The essence of Thanksgiving is a time to reflect on our many blessings, not the least of which are the important relationships in our lives. So could you proactively set the table for a loving and grateful holiday?  What if this may be the last Thanksgiving some of you spend together?  Regardless of your motivation, you can increase the prospects of having a most enjoyable holiday with your family by doing only one thing in advance.  Express profound gratitude.

Here are the very simple steps that will could an enormous impact on how much more relaxed you feel with loved ones.

  1. Make a list of the people you will be seeing who have made a real difference in your life.
  2. Write down bullet points of the contributions each of them have made and how it has impacted you.
  3. Express these sentiments to them – in a letter, email, call, poem, conversation, etc.

To help you in this 3-step process, download the Free Guide to Creating Your Own Gratitude Conversations by signing in at the bottom of the  website.

What better way to set the table for a relaxing and appreciative holiday than telling people how much they mean to you.  There is no need to bring up past grievances, just share what you love about them, to them and for them.  It is not who they are that matters the most, it is how they have impacted you that is the premise of these conversations.  You will be amazed at how great you feel and how easier family gatherings can be when people are in a state of gratitude.
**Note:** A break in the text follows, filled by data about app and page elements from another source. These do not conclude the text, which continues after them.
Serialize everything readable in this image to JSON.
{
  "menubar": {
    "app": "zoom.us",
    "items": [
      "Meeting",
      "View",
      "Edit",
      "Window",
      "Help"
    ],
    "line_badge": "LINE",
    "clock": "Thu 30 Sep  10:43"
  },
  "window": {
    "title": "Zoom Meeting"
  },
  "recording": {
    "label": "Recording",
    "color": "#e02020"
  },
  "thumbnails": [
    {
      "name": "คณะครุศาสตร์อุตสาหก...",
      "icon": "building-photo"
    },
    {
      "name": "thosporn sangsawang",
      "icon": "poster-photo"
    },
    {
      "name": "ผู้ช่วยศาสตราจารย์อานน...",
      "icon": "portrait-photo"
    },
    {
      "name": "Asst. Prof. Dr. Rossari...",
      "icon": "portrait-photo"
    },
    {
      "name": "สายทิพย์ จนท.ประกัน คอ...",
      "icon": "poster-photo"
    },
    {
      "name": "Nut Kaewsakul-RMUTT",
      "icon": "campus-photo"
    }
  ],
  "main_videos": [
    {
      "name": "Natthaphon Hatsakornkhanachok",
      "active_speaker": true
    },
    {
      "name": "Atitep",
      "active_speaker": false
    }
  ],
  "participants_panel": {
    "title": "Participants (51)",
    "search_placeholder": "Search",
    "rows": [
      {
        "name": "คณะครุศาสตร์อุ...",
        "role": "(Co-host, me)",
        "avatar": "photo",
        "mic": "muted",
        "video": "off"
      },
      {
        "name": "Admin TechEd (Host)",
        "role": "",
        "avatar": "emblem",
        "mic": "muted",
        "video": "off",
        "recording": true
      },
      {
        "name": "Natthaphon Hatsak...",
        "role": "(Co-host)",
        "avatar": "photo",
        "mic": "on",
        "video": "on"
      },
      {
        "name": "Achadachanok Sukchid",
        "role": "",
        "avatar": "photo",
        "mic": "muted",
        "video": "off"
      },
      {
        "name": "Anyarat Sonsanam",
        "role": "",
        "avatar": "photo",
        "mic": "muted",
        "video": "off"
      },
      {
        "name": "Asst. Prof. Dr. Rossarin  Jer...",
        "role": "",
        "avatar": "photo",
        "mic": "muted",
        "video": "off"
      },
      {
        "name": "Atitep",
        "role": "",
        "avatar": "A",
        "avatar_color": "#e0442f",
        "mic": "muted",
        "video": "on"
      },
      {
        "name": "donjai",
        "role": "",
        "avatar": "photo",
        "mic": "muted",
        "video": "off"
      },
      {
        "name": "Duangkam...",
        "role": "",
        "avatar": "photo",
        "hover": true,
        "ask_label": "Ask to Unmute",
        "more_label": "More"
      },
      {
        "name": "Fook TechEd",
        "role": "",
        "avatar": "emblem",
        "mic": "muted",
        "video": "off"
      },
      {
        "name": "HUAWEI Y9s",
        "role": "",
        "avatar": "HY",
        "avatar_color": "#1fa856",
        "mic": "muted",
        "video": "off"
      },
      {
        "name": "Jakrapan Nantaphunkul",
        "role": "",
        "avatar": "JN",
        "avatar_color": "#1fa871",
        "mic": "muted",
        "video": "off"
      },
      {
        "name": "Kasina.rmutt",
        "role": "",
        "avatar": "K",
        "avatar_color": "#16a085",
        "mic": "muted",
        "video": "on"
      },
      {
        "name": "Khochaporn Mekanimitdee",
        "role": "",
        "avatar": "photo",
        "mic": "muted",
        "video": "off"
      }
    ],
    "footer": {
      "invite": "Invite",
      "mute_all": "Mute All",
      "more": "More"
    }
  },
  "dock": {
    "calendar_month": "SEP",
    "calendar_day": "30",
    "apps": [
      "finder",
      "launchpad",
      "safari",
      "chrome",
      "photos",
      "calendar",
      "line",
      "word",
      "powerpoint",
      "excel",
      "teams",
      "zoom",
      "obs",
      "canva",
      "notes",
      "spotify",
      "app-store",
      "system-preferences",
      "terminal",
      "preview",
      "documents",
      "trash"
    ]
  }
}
An alternative to communicating in advance would be to plan to a one-on-one conversation with your life influencers.  If you choose this approach, make sure you have this discussion in a quiet place so that you both can get and give your full attention to each other.  You may want to record the conversation so that you can save it and savor it for the future.  Have someone take a picture of the two of you together and capture the memory of this moment.

I would love to hear how your conversations went or how expressing profound gratitude changed the tone of your Thanksgiving holiday.  Please share them either below in the Comments section or  privately by submitting them on the Share Your Story page of this website.

For more information about how to have these powerful gratitude conversations, check out my book, This is the Moment.  Consider writing a personal inscription inside the cover and presenting it as a special gift or hostess gift.